▶ _BRIEF_: Whichever lines of the entries hold the word "this" should be identified and copied.

[Start of Attachment]

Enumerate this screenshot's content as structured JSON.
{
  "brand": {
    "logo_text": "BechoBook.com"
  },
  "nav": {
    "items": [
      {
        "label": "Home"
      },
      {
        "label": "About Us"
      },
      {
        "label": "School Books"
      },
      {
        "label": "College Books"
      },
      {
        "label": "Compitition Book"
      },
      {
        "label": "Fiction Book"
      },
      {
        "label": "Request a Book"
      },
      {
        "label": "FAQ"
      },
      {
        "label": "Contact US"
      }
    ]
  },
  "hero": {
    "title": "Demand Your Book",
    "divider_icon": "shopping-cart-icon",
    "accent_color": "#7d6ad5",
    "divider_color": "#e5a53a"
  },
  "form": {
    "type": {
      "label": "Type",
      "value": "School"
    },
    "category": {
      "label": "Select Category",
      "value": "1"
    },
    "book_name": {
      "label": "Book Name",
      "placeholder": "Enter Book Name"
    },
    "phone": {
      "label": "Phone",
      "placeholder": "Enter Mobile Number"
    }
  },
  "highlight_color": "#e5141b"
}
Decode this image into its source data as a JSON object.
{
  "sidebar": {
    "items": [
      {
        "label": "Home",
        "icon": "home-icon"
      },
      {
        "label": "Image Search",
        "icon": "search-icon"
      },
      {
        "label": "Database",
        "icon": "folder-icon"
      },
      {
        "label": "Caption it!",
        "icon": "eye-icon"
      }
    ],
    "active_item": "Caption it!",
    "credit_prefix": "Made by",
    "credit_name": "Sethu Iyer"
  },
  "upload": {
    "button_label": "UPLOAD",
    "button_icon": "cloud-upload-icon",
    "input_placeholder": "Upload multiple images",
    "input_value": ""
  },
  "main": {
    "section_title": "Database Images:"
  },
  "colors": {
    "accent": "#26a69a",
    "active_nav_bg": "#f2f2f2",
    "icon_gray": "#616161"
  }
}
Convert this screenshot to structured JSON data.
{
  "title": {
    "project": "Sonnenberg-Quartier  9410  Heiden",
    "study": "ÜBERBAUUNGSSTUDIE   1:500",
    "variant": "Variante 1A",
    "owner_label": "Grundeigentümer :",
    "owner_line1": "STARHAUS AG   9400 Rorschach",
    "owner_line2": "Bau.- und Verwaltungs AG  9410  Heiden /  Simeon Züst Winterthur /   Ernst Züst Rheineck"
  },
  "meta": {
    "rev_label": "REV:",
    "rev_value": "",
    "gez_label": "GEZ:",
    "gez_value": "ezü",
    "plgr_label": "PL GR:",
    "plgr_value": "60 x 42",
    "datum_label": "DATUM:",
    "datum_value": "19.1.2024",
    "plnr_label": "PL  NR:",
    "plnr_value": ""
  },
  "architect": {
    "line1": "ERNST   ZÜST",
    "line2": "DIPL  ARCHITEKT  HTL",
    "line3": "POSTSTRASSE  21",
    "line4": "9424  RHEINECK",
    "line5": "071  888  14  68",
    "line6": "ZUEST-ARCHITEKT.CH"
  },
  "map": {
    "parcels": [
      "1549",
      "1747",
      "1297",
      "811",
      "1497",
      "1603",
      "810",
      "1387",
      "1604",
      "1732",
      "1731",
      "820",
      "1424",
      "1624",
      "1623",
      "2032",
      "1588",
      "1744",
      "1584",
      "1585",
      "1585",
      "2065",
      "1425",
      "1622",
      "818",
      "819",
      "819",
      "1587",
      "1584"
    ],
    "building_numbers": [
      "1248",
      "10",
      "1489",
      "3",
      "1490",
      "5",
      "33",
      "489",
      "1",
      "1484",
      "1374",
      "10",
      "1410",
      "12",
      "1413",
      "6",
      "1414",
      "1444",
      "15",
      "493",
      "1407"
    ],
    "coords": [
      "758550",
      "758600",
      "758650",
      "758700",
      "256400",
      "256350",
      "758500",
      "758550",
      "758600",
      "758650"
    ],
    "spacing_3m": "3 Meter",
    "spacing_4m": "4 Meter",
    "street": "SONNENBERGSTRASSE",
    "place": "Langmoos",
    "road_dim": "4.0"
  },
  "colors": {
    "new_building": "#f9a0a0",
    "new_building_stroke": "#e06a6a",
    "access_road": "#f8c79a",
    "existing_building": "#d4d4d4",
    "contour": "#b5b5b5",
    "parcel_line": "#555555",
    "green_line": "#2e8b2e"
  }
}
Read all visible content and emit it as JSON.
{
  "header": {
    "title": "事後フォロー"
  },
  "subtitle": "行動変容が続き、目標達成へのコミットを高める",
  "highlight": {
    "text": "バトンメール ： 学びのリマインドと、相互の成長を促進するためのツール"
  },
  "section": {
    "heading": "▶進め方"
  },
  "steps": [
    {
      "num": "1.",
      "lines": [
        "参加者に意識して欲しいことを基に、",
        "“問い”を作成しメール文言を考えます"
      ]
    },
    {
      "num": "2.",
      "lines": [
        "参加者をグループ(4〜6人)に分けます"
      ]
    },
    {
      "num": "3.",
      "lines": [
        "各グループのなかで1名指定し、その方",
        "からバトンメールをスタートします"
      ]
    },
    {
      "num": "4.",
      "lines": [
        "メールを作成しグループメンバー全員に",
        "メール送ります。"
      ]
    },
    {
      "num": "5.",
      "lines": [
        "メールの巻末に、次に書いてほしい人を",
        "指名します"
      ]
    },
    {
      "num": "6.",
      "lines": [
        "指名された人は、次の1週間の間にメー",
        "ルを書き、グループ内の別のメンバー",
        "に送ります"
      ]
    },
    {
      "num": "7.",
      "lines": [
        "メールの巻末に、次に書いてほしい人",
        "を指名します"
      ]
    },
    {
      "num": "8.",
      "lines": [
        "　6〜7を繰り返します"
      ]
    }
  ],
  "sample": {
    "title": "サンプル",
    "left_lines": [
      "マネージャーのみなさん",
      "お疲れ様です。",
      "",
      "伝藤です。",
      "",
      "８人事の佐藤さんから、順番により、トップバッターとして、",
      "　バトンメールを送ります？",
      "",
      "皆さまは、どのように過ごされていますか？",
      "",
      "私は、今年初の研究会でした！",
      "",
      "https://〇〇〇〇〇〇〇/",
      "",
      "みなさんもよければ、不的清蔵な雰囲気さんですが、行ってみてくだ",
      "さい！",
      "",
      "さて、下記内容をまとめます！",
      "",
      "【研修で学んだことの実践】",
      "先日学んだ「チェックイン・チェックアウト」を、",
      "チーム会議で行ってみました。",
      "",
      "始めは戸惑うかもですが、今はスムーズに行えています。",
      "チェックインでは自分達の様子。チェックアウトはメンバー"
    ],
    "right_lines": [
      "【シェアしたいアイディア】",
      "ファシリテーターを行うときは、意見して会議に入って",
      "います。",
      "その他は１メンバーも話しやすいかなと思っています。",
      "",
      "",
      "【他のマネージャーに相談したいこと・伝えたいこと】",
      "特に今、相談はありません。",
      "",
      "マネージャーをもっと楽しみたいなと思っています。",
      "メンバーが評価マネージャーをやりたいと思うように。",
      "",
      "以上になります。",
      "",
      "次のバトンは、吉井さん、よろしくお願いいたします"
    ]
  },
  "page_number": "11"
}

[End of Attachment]

▶ _ANSWER BELOW_:
Enumerate this screenshot's content as structured JSON.
Decode this image into its source data as a JSON object.
Convert this screenshot to structured JSON data.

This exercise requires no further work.